At the time I wrote this post, I thought I had Aspergers. I don’t. But I still think this is good advice if you do or even if you don’t. It could get you out of a lot of awkward situations.
Most neurotypicals don’t get Aspies. Although there’s a certain cachet now for Aspies on the Internet (because so many of us feel more at home online than in the real world), in the neurotypical world, we’re still socially awkward oddballs who don’t fit in.
I noticed if I say nothing about having this disorder, people tend to treat me like I’m stupid, snobbish, or annoying, or sometimes all three! As Rodney Dangerfield (who probably didn’t have Aspergers) used to say, “I can’t get no respect!”
On top of my Aspergers, I’m also avoidant — AND I have hearing issues. As a child, I had a lot of ear infections so I have only 10-20% hearing in my left ear. My Avoidant personality and hearing deficit both tend to exacerbate my Aspie traits, so when it comes to being able to interact normally in a social setting, I just plain suck at it. I usually just stay quiet but people still think I’m probably a cold and unfriendly person, if not stupid.
I found a sort of solution to this problem, and found that it does improve the way people treat me. It’s a very simple solution. I TELL people I have Aspergers (and hearing problems). No further explanation is generally required. If they know in advance that my brain is differently wired and keeps me from reading social cues well and that I also don’t hear very well (from my left side), then they tend to be more patient and become less annoyed at me for asking them to repeat things, saying something awkward, or saying nothing at all.
At first it embarrassed me to tell near-strangers that I have a
mental disorder differently wired brain (I don’t tell them about the Avoidant PD–it’s not necessary and no one know what it is anyway), but it’s a lot less embarrassing than being thought of as an idiot, a snob, or an annoying person. Doing this gets easier over time. Now, telling someone I barely know I have Aspergers and can’t hear well out of my left ear feels no weirder than telling them I don’t care for shellfish.

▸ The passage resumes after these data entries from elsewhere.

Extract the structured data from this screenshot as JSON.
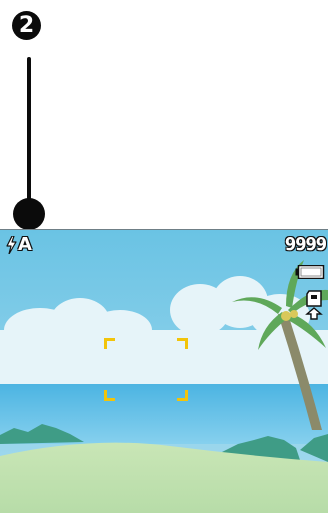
{
  "callout": {
    "number": "2"
  },
  "osd": {
    "flash_mode_label": "A",
    "flash_icon": "flash-bolt-icon",
    "shots_remaining": "9999",
    "battery_icon": "battery-full-icon",
    "storage_icon": "sd-card-icon"
  },
  "colors": {
    "sky": "#6fc6e6",
    "sea": "#4db7e4",
    "sand": "#cfe8b8",
    "focus_frame": "#f2c40a",
    "callout": "#0b0b0b"
  }
}
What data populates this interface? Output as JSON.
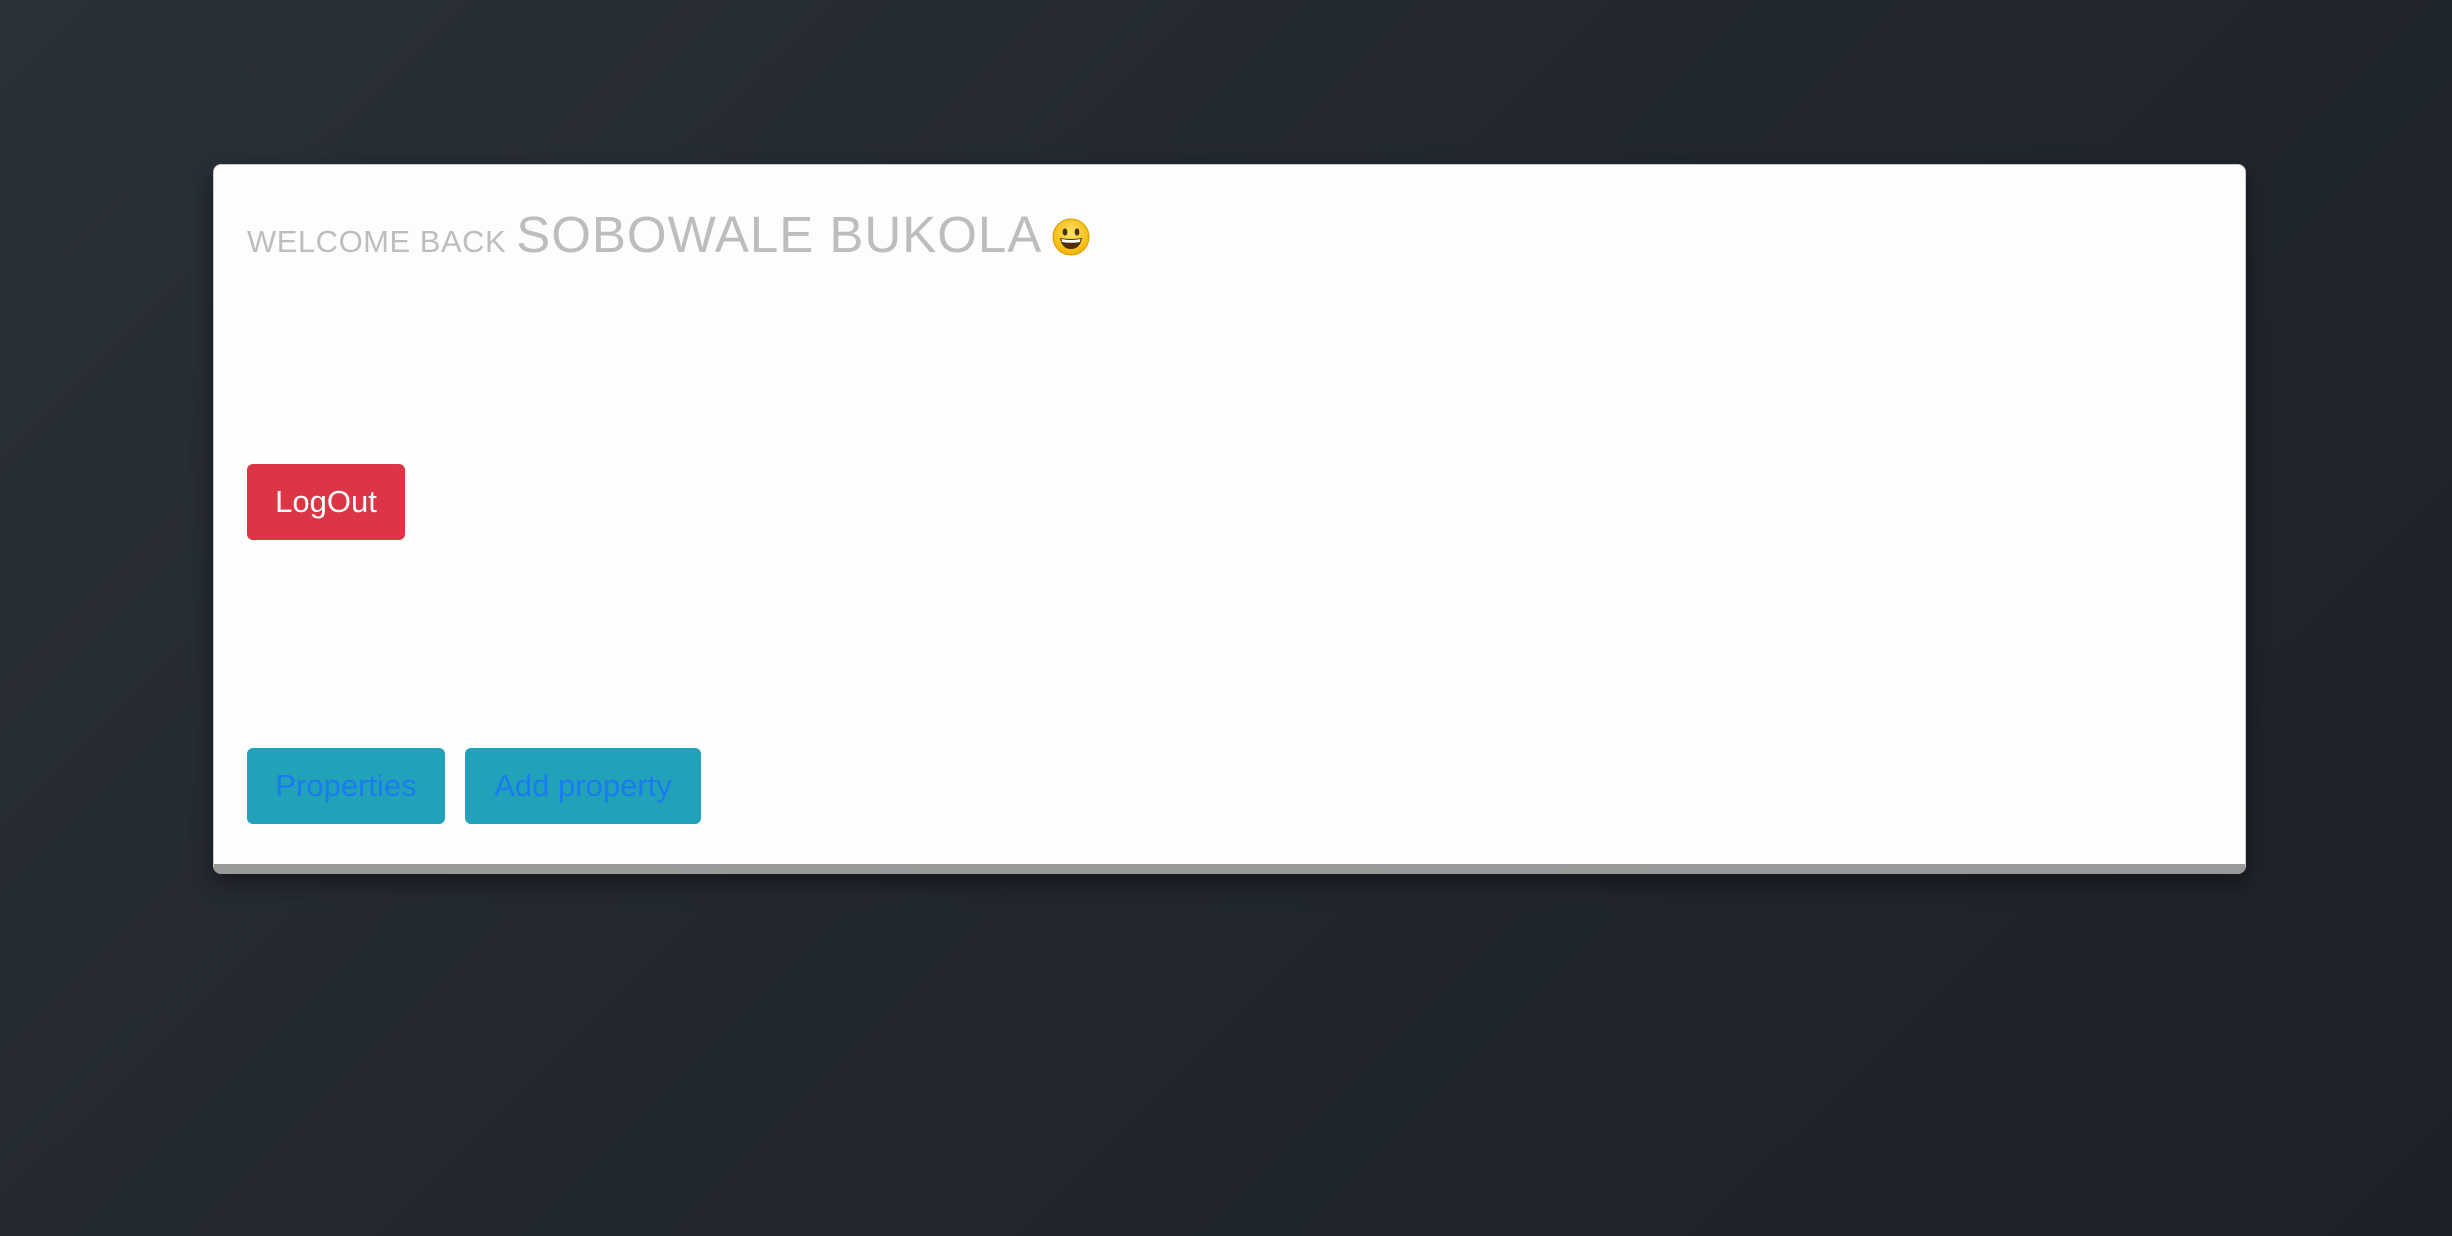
{
  "welcome": {
    "prefix": "WELCOME BACK",
    "name": "SOBOWALE BUKOLA",
    "emoji_icon": "grinning-face-icon"
  },
  "actions": {
    "logout_label": "LogOut",
    "properties_label": "Properties",
    "add_property_label": "Add property"
  },
  "colors": {
    "background": "#23282f",
    "card": "#fdfdfd",
    "welcome_text": "#bdbdbd",
    "logout_bg": "#dc3545",
    "nav_button_bg": "#22a2b8",
    "nav_button_text": "#1a7bf0"
  }
}
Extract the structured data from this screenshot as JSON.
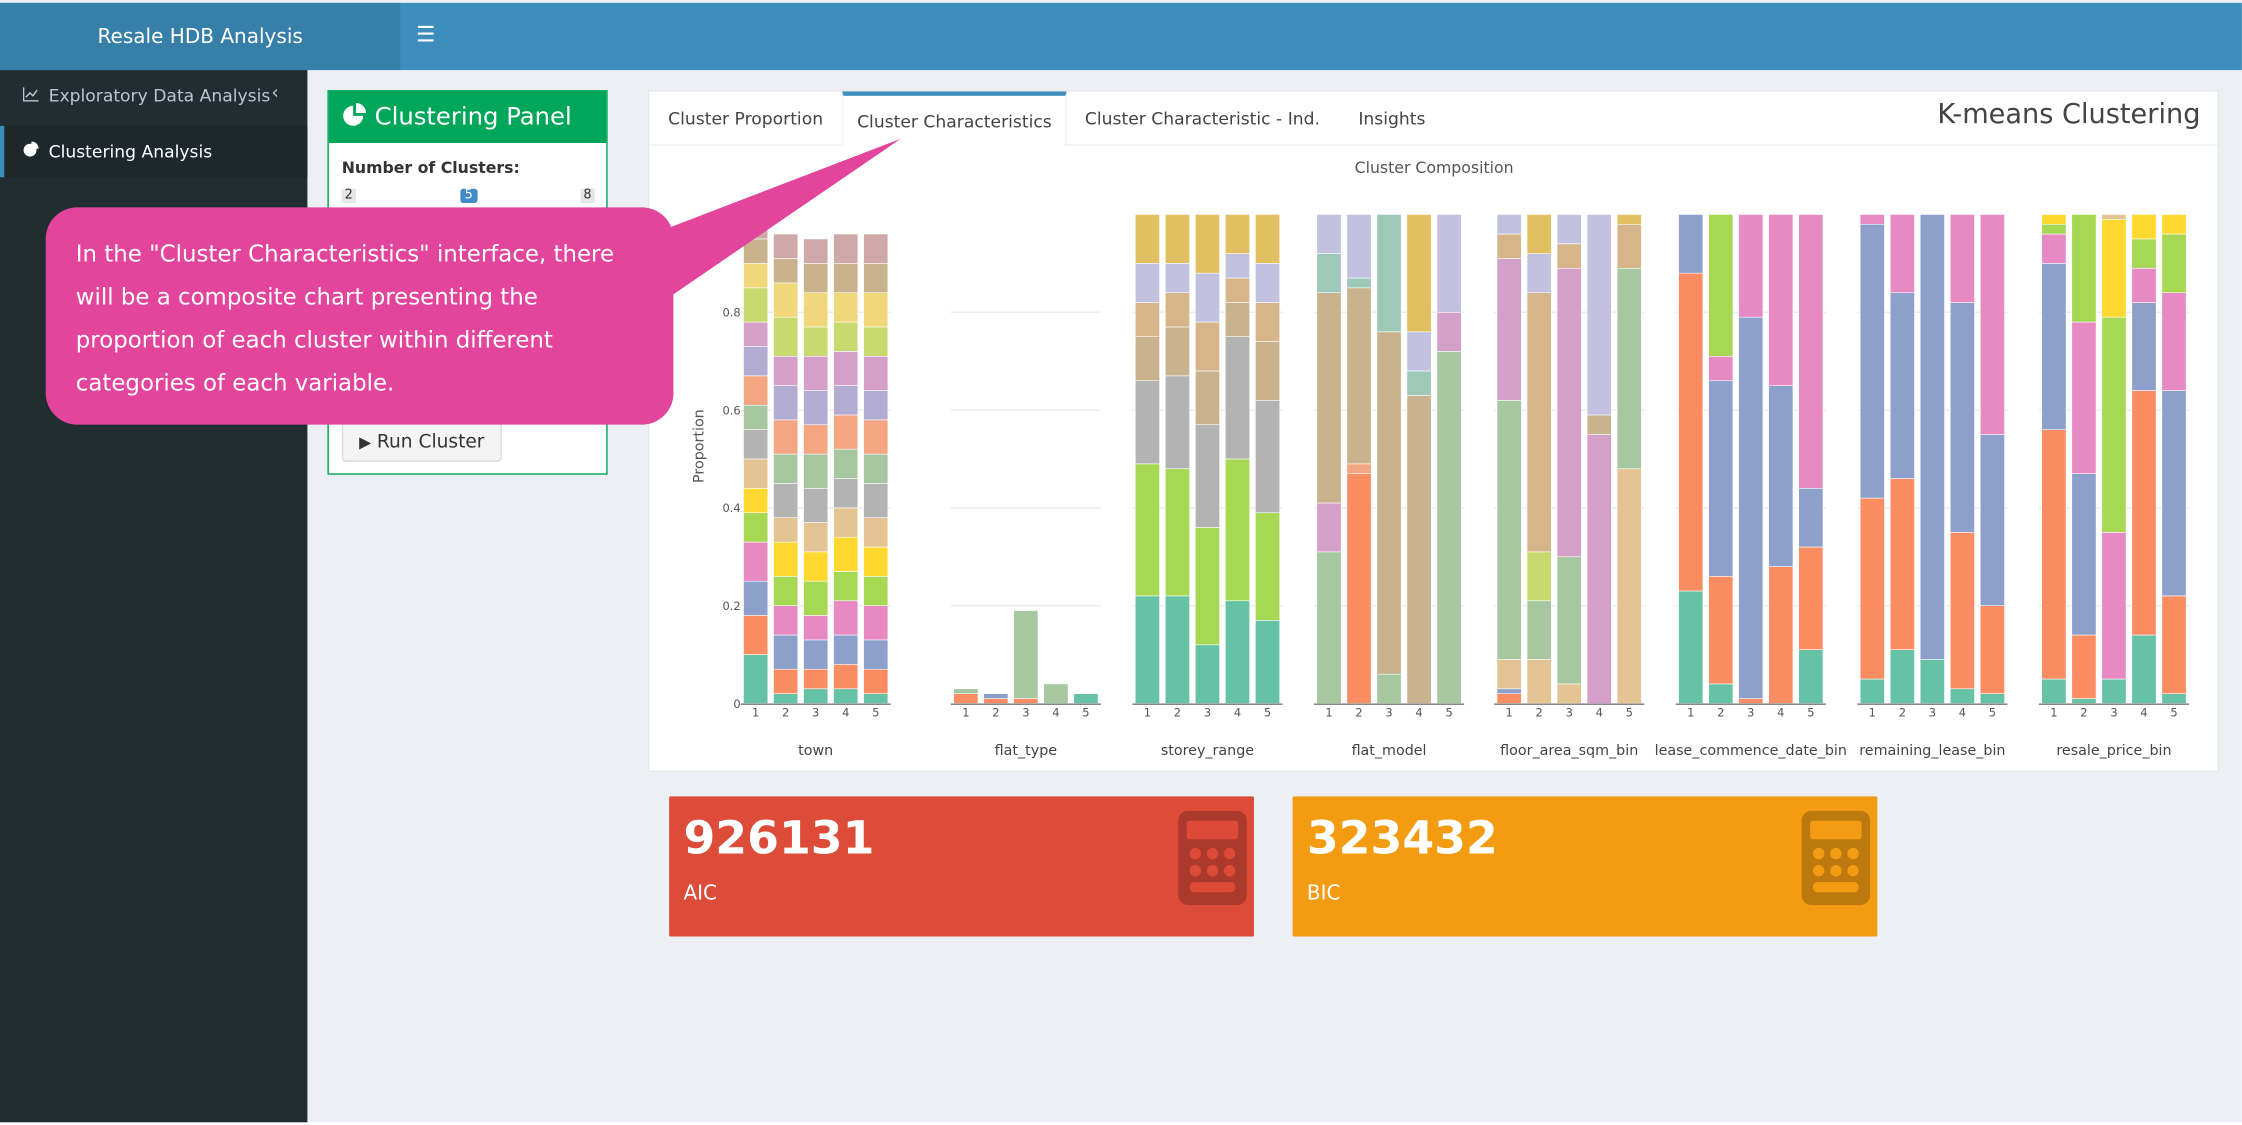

And it’s usually met with a knowing “Ah, okay then.”
There’s an additional benefit too. If someone doesn’t know much about what Aspergers is, it gives me the opportunity to tell them. Since it’s something I know a lot about, and I like to talk about psychology anyway, telling people I have Aspergers acts as a sort of icebreaker. It disarms them, and sometimes they share something personal with me.